Numerical data types (Stevens classification of scale types)

Relational data types

A data type is relational if it is described in terms of the set of relations (predicates). Some basic relational data types include:

  • Equivalence data type
  • Tolerance data type
  • Partial ordering data type
  • Weak ordering data type
  • Strong ordering data type
  • Semi-ordering data type
  • Interval ordering data type
  • Tree data type

    Next, we define these data types.

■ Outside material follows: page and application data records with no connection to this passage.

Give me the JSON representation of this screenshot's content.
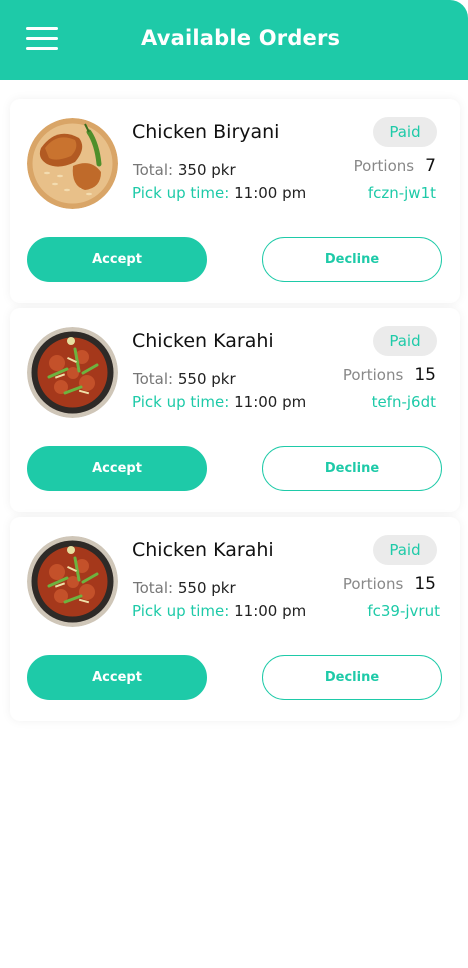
{
  "header": {
    "title": "Available Orders",
    "menu_icon": "hamburger-menu-icon"
  },
  "colors": {
    "accent": "#1ecaa8",
    "badge_bg": "#ebebeb"
  },
  "orders": [
    {
      "dish": "Chicken Biryani",
      "image": "biryani-dish-image",
      "total_label": "Total:",
      "total_value": "350 pkr",
      "pickup_label": "Pick up time:",
      "pickup_value": "11:00 pm",
      "status": "Paid",
      "portions_label": "Portions",
      "portions_value": "7",
      "code": "fczn-jw1t",
      "accept_label": "Accept",
      "decline_label": "Decline"
    },
    {
      "dish": "Chicken Karahi",
      "image": "karahi-dish-image",
      "total_label": "Total:",
      "total_value": "550 pkr",
      "pickup_label": "Pick up time:",
      "pickup_value": "11:00 pm",
      "status": "Paid",
      "portions_label": "Portions",
      "portions_value": "15",
      "code": "tefn-j6dt",
      "accept_label": "Accept",
      "decline_label": "Decline"
    },
    {
      "dish": "Chicken Karahi",
      "image": "karahi-dish-image",
      "total_label": "Total:",
      "total_value": "550 pkr",
      "pickup_label": "Pick up time:",
      "pickup_value": "11:00 pm",
      "status": "Paid",
      "portions_label": "Portions",
      "portions_value": "15",
      "code": "fc39-jvrut",
      "accept_label": "Accept",
      "decline_label": "Decline"
    }
  ]
}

    The function U is called a numeric representation of A. It is not necessary that a numeric representation exist for any data type. For instance, a partial ordering relation does not have a numeric representation. At first glance this seems strange, because we always can code elements of A with numbers. However, there is no numerical coding consistent with a partial ordering relation P. Consider an a and b which are not comparable, i.e., P(a,b)=0, but a and b are coded by numbers. Any numbers are obviously comparable, e.g. (4<5). Therefore, a non-interpretable property is brought to A by numerical coding of its elements. However, if numerical comparison is not used for constructing a learned rule, any one-to-one numerical coding can be used. If a numerical order is used in learning a rule, then this rule can be non-interpretable.

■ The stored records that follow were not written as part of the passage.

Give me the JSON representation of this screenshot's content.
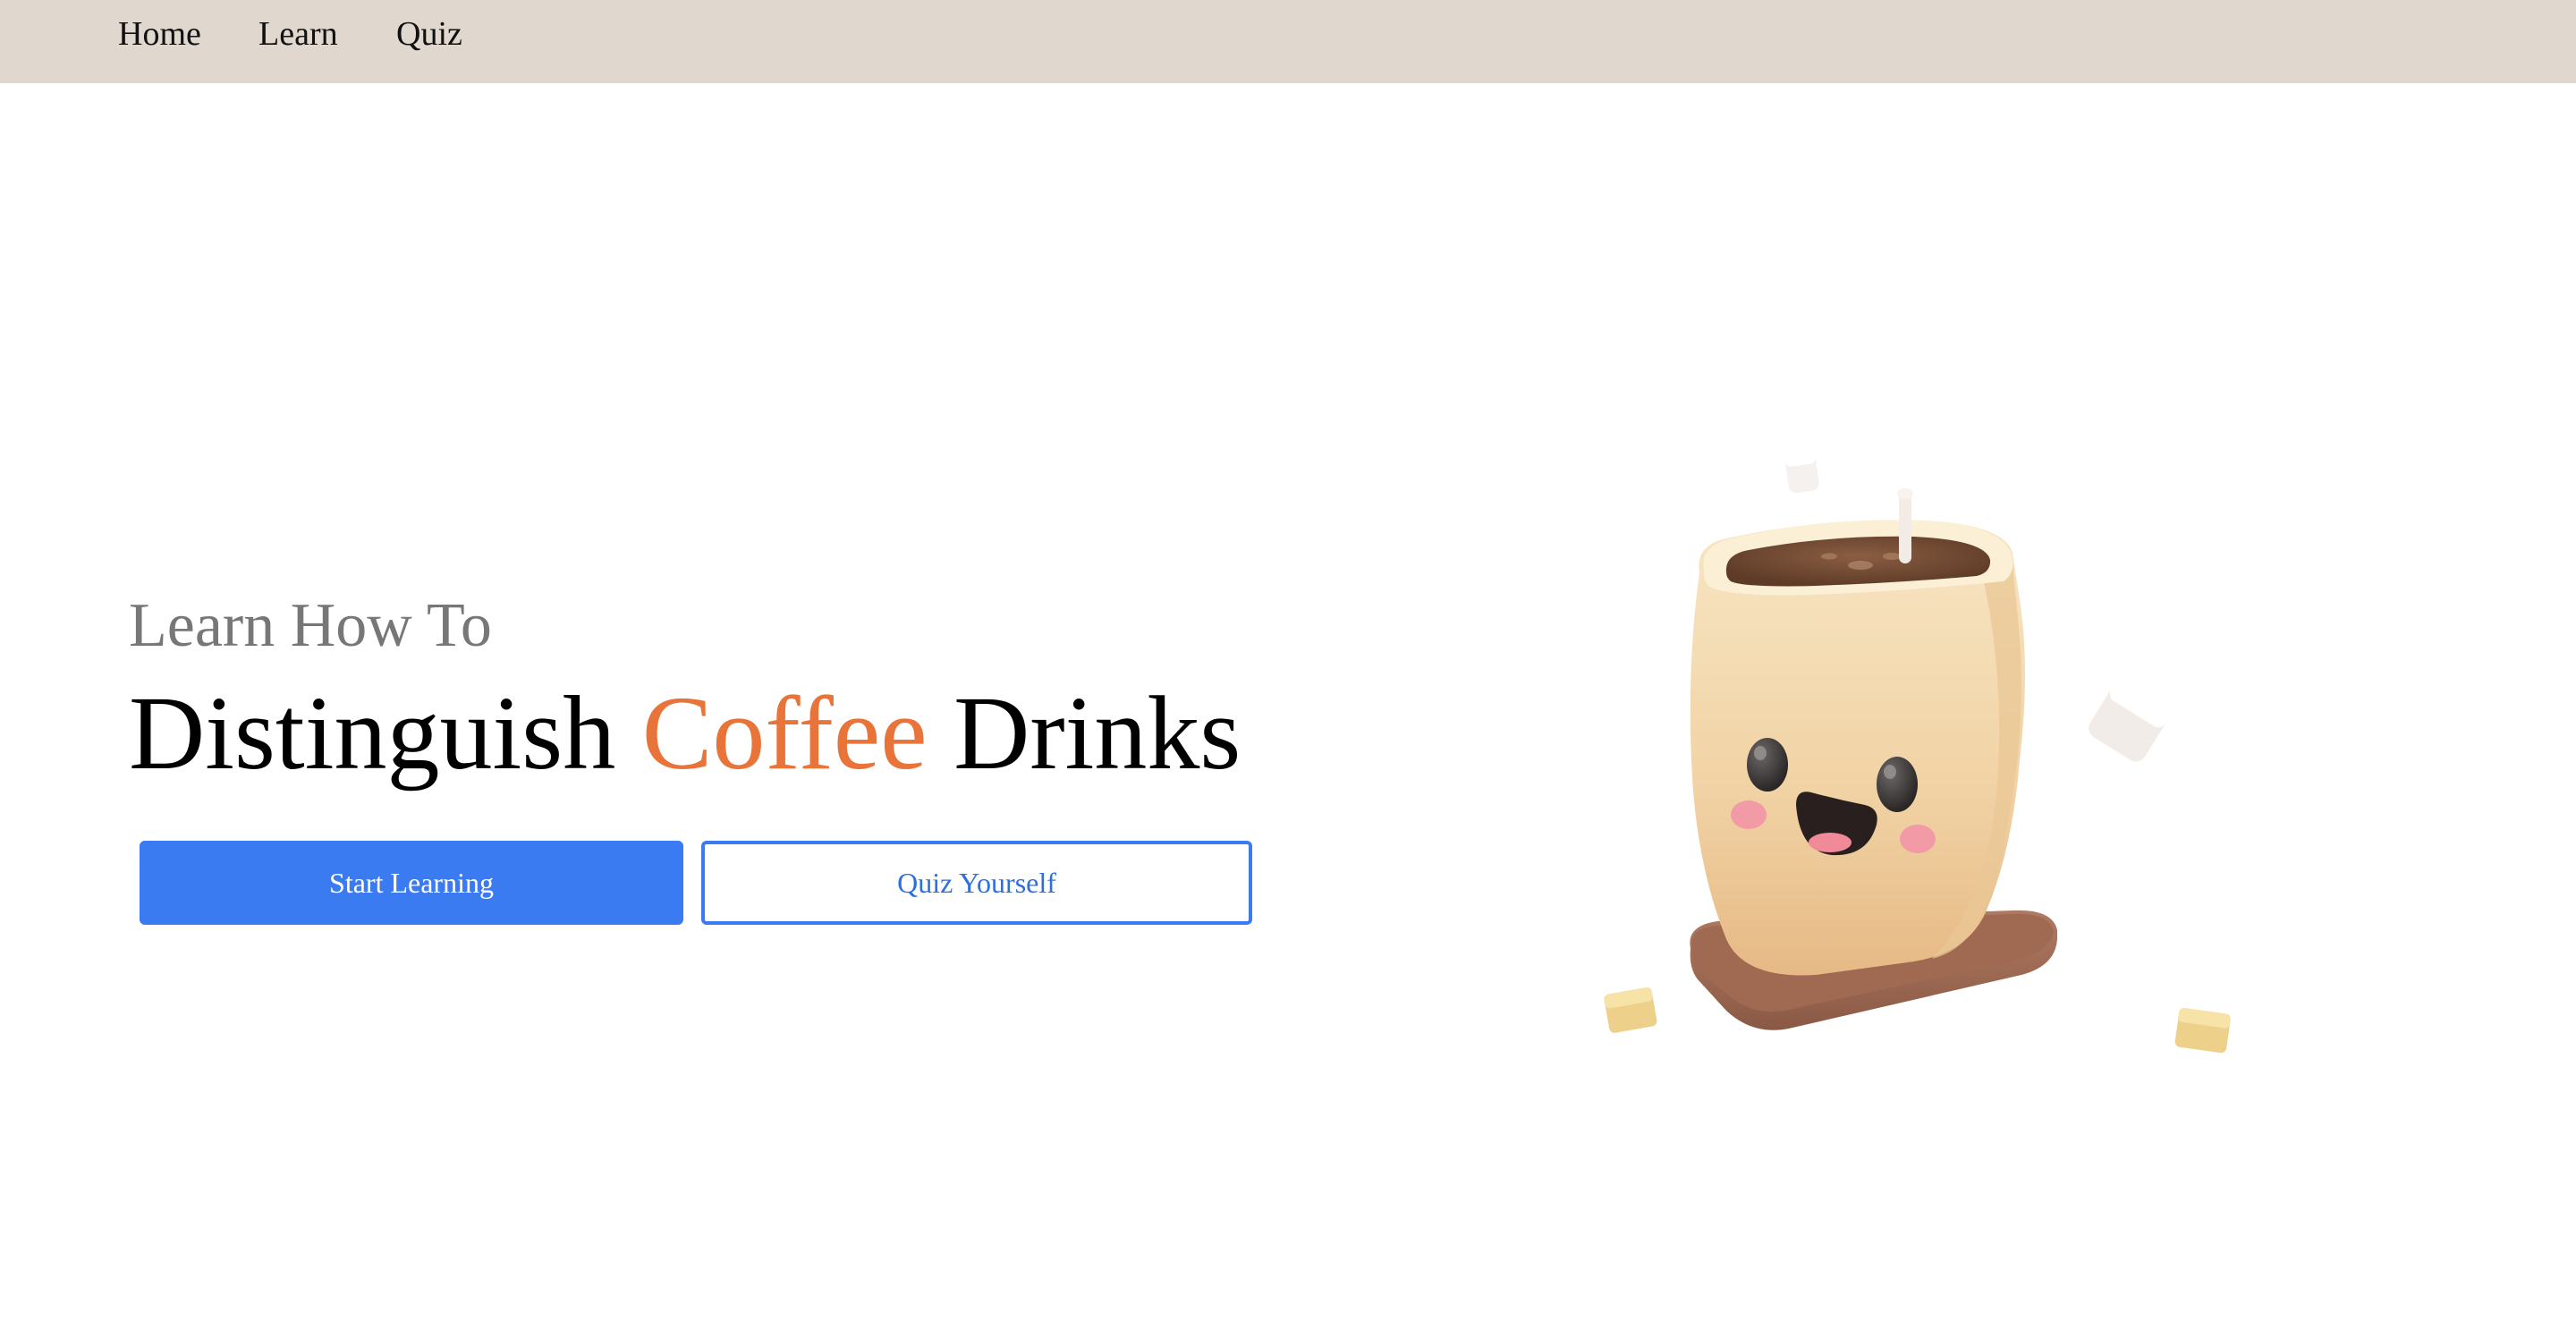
{
  "nav": {
    "items": [
      {
        "label": "Home"
      },
      {
        "label": "Learn"
      },
      {
        "label": "Quiz"
      }
    ]
  },
  "hero": {
    "subtitle": "Learn How To",
    "headline_part1": "Distinguish ",
    "headline_accent": "Coffee",
    "headline_part2": " Drinks",
    "primary_button": "Start Learning",
    "secondary_button": "Quiz Yourself",
    "illustration": "smiling-coffee-cup-icon"
  },
  "colors": {
    "nav_background": "#e0d8cf",
    "accent": "#e8743a",
    "primary_button": "#3a7bf2",
    "subtitle": "#777777"
  }
}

    If some ordering relation is interpretable in terms of domain background knowledge, then it can be included in background knowledge and used for discovering rules in RDM directly. Partial ordering and tree-type relations often appear in hierarchical classifications and in decision trees. In financial applications, usually the data are presented as numeric attributes, but often relations are not presented explicitly. More precisely, these attributes are coded with numbers, but applicability of number relations and operations must be confirmed.

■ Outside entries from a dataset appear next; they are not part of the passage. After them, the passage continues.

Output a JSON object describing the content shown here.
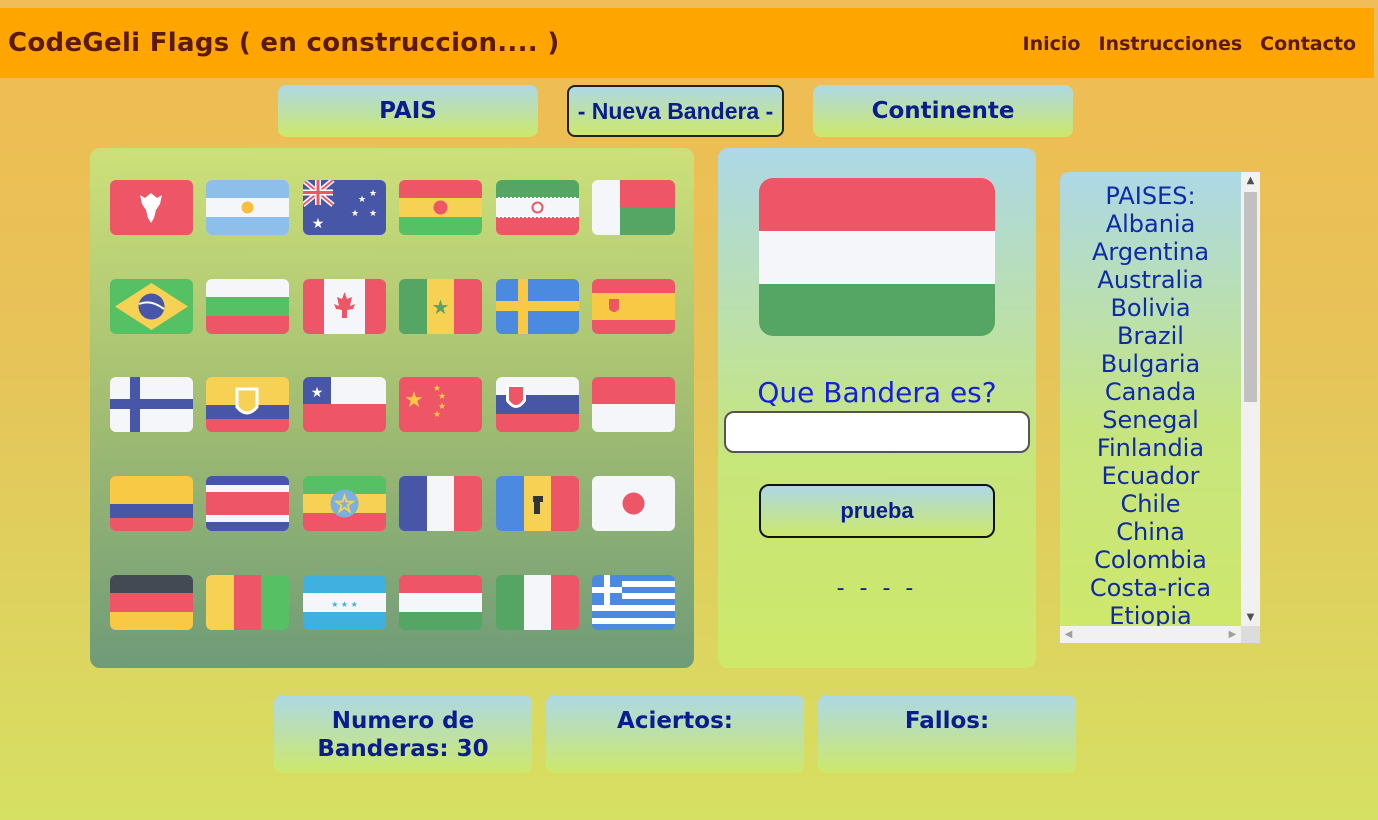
{
  "header": {
    "title": "CodeGeli Flags ( en construccion.... )",
    "nav": [
      "Inicio",
      "Instrucciones",
      "Contacto"
    ]
  },
  "modes": {
    "pais": "PAIS",
    "nueva": "- Nueva Bandera -",
    "continente": "Continente"
  },
  "flags": [
    "albania-flag",
    "argentina-flag",
    "australia-flag",
    "bolivia-flag",
    "iran-flag",
    "madagascar-flag",
    "brazil-flag",
    "bulgaria-flag",
    "canada-flag",
    "senegal-flag",
    "sweden-flag",
    "spain-flag",
    "finland-flag",
    "ecuador-flag",
    "chile-flag",
    "china-flag",
    "slovenia-flag",
    "indonesia-flag",
    "colombia-flag",
    "costa-rica-flag",
    "ethiopia-flag",
    "france-flag",
    "andorra-flag",
    "japan-flag",
    "germany-flag",
    "guinea-flag",
    "honduras-flag",
    "hungary-flag",
    "italy-flag",
    "greece-flag"
  ],
  "quiz": {
    "current_flag": "hungary-flag",
    "question": "Que Bandera es?",
    "answer_value": "",
    "button": "prueba",
    "result": "- - - -"
  },
  "list": {
    "heading": "PAISES:",
    "items": [
      "Albania",
      "Argentina",
      "Australia",
      "Bolivia",
      "Brazil",
      "Bulgaria",
      "Canada",
      "Senegal",
      "Finlandia",
      "Ecuador",
      "Chile",
      "China",
      "Colombia",
      "Costa-rica",
      "Etiopia"
    ]
  },
  "stats": {
    "numero": "Numero de Banderas: 30",
    "aciertos": "Aciertos:",
    "fallos": "Fallos:"
  },
  "colors": {
    "header_bg": "#ffa500",
    "brand_text": "#5a1a10",
    "accent_text": "#0a1d8f"
  }
}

    Financial Illustration of order relations

    What is the traditional way of processing binary relations? Traditionally numerical methods use distance functions (from a metric space) between matrices of relations (binary relations). These distance functions are defined axiomatically or using some statistical assumptions associated with coefficients of Stuart, Yule and Kendall, information gain measures, etc. Obviously, these assumptions restrict the areas of applicability for these methods.

    Critical analysis of data types in ABL

    The empirical status of data types for different learning tasks and their treatment by known numerical data mining methods such as regression, correlation, covariance analysis, and analysis of variance applications are examined in this section. In the previous section, it was required that a relational system A representing a data type should be interpreted as an empirical real-world system, i.e., A should be included in the domain background knowledge of a learning task. Numerical methods such as regression, correlation, covariance analysis and analysis of variance assume that any numerical standard mathematical operations (+,-,*, / and so on) can be used despite their possible non-interpretability. In this way, a non-interpretable learned rule can be obtained as well. Let us consider this situation in more detail for six different cases.

  • Physical data types in physical problems.
  • Physical data types for non-physical problems.
  • Non-physical data types for non-physical tasks.
  • Nominal discrete data types
  • Non-quantitative and non-discrete data types.
  • Mix of data types.